Cleaning your hedgehog’s enclosure is simple. Mix 1 part chlorine bleach to 20-40 parts water and use this to clean the enclosure, and all accessories such as the litter pan, wheel, hide, food bowl and water bottle. Make sure to rinse thoroughly and drip or towel dry. This should be done every 3-4 days or as often as needed if you have an unusually messy hedgie. This will keep down any bacteria growth and odor as well as keeping your hedgie happy and healthy. Cleaning doesn't have to be a thankless chore ... spend time with your hedgie while the supplies dry. By spending time with your hedgehog, then returning him/her to a clean environment, you may strengthen your bond.
FIRST AND FOREMOST, if you suspect that your hedgehog is ill or injured, seek the medical attention of a licensed vet that is experienced with hedgehogs immediately. While we are knowledgeable about some hedgehog health issues, we are not medical professionals. All medical issues and injuries should be referred to your veterinarian. Several things can affect a hedgehog’s health. Hedgehogs can develop or suffer from obesity, skin conditions, respiratory infections, injuries, mites, fungal infections, congenital defects, neurological disorders, etc. Some of these issues can be researched on the internet and treated successfully at home; however we recommend that you at least consult with a licensed vet before beginning any treatment. We choose not to delve too deeply into these issues. We feel that they are best left to professionals. If you feel that there is a problem, PLEASE visit a licensed vet.
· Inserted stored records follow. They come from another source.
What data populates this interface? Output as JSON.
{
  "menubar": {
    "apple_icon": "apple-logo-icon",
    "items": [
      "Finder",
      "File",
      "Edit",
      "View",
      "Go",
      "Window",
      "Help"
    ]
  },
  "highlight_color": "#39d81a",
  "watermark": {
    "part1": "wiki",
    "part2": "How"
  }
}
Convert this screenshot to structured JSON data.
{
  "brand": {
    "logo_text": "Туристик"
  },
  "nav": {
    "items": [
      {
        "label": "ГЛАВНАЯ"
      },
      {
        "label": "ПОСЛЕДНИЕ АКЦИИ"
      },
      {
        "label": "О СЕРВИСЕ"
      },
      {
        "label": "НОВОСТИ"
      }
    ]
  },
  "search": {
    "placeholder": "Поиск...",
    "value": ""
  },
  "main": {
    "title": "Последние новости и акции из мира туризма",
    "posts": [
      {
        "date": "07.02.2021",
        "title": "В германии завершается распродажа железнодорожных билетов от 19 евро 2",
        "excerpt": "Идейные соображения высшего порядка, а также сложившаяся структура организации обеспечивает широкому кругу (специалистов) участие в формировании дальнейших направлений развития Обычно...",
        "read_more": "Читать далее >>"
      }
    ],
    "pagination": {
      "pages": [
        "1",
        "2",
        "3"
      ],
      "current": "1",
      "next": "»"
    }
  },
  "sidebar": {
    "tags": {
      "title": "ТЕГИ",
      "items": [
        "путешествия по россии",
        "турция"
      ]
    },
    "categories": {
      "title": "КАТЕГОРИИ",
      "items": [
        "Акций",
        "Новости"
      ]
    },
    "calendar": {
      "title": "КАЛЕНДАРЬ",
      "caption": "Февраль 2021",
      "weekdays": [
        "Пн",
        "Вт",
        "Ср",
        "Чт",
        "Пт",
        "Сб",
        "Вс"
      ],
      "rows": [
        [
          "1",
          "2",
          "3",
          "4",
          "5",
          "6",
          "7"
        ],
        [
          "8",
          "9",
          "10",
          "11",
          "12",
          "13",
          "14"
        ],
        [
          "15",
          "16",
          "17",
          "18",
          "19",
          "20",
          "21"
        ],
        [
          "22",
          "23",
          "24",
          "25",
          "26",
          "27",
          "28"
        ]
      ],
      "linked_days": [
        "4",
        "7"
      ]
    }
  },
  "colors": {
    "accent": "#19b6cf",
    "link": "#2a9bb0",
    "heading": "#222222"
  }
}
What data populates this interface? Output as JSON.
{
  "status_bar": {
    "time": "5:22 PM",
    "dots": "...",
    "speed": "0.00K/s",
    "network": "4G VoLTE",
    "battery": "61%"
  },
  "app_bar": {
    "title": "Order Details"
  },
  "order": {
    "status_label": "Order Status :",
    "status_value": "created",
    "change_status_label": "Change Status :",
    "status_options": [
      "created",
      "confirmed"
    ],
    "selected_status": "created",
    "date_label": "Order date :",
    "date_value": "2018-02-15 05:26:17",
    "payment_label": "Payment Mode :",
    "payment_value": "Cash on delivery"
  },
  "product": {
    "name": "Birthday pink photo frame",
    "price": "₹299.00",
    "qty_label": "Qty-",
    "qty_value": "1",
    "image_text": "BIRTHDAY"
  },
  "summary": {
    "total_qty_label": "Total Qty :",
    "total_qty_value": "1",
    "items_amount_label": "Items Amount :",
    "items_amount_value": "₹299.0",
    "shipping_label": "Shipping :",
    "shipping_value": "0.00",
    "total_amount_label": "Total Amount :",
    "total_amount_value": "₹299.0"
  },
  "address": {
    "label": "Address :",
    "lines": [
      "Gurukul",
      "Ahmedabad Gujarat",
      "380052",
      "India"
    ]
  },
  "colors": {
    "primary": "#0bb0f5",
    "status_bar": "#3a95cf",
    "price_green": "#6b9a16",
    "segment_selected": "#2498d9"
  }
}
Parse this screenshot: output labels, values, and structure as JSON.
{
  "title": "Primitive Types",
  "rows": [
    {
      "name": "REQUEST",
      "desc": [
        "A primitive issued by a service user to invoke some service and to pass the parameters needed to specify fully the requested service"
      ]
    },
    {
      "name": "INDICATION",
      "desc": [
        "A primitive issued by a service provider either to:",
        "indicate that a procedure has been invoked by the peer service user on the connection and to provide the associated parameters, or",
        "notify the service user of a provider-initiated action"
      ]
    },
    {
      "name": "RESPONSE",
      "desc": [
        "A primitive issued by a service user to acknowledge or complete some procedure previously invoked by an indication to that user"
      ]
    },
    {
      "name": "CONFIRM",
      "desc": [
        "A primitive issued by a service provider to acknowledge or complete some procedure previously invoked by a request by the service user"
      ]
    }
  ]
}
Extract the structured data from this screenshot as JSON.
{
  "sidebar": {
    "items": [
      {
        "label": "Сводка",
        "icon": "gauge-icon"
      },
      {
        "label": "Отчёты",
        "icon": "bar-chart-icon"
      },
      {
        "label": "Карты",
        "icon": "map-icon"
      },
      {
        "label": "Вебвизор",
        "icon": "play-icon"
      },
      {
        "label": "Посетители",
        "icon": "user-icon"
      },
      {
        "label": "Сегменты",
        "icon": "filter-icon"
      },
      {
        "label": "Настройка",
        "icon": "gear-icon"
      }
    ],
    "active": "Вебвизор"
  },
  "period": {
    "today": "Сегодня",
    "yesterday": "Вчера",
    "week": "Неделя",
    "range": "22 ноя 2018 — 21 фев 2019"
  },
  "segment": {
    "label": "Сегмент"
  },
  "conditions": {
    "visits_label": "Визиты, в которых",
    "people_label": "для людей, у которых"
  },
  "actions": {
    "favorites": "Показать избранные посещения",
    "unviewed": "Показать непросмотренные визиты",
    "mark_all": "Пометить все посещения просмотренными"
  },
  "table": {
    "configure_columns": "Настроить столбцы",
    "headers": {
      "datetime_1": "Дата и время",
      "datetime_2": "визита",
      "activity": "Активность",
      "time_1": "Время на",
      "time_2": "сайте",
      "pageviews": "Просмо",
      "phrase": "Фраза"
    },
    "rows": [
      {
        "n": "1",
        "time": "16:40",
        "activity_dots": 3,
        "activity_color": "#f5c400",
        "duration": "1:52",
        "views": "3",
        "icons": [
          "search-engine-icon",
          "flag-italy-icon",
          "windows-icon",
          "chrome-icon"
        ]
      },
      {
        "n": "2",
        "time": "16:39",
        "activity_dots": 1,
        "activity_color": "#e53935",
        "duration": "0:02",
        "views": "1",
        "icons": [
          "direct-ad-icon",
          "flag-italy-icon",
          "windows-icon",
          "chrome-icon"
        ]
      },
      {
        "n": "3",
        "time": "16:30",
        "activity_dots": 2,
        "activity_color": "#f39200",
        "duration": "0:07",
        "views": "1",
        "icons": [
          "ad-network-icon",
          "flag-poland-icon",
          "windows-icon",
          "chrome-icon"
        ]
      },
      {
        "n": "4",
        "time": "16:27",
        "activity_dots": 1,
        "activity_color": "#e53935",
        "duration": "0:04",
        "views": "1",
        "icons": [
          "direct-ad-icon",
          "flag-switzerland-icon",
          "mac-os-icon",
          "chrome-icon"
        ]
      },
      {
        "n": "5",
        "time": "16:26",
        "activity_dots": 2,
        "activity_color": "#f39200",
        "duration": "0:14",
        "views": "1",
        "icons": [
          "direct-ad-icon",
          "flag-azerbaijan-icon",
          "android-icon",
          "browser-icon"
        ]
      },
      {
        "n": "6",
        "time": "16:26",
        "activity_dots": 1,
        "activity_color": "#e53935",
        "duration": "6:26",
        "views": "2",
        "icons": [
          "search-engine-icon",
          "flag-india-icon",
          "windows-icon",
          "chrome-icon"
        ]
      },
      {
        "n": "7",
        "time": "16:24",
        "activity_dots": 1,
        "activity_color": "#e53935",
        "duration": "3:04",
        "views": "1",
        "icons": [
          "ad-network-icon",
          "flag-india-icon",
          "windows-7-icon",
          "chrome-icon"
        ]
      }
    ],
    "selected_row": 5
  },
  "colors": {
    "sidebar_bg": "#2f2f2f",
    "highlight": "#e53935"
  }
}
Parasites: It is possible that your hedgie could contract external parasites. Wood shavings can contain mites. If there are other animals in your home that travel outside, it is possible that they could bring in mites, fleas and ticks. Signs and symptoms of external parasites could be: Constant scratching (all animals scratch occasionally), dry and flaking skin, cracked skin, open sores, excessive quill loss resulting in bald spots, caked or crusty eyes, ears or muzzle. If you observe any of these symptoms, contact your vet. An infestation of parasites will result in health problems that could lead to death.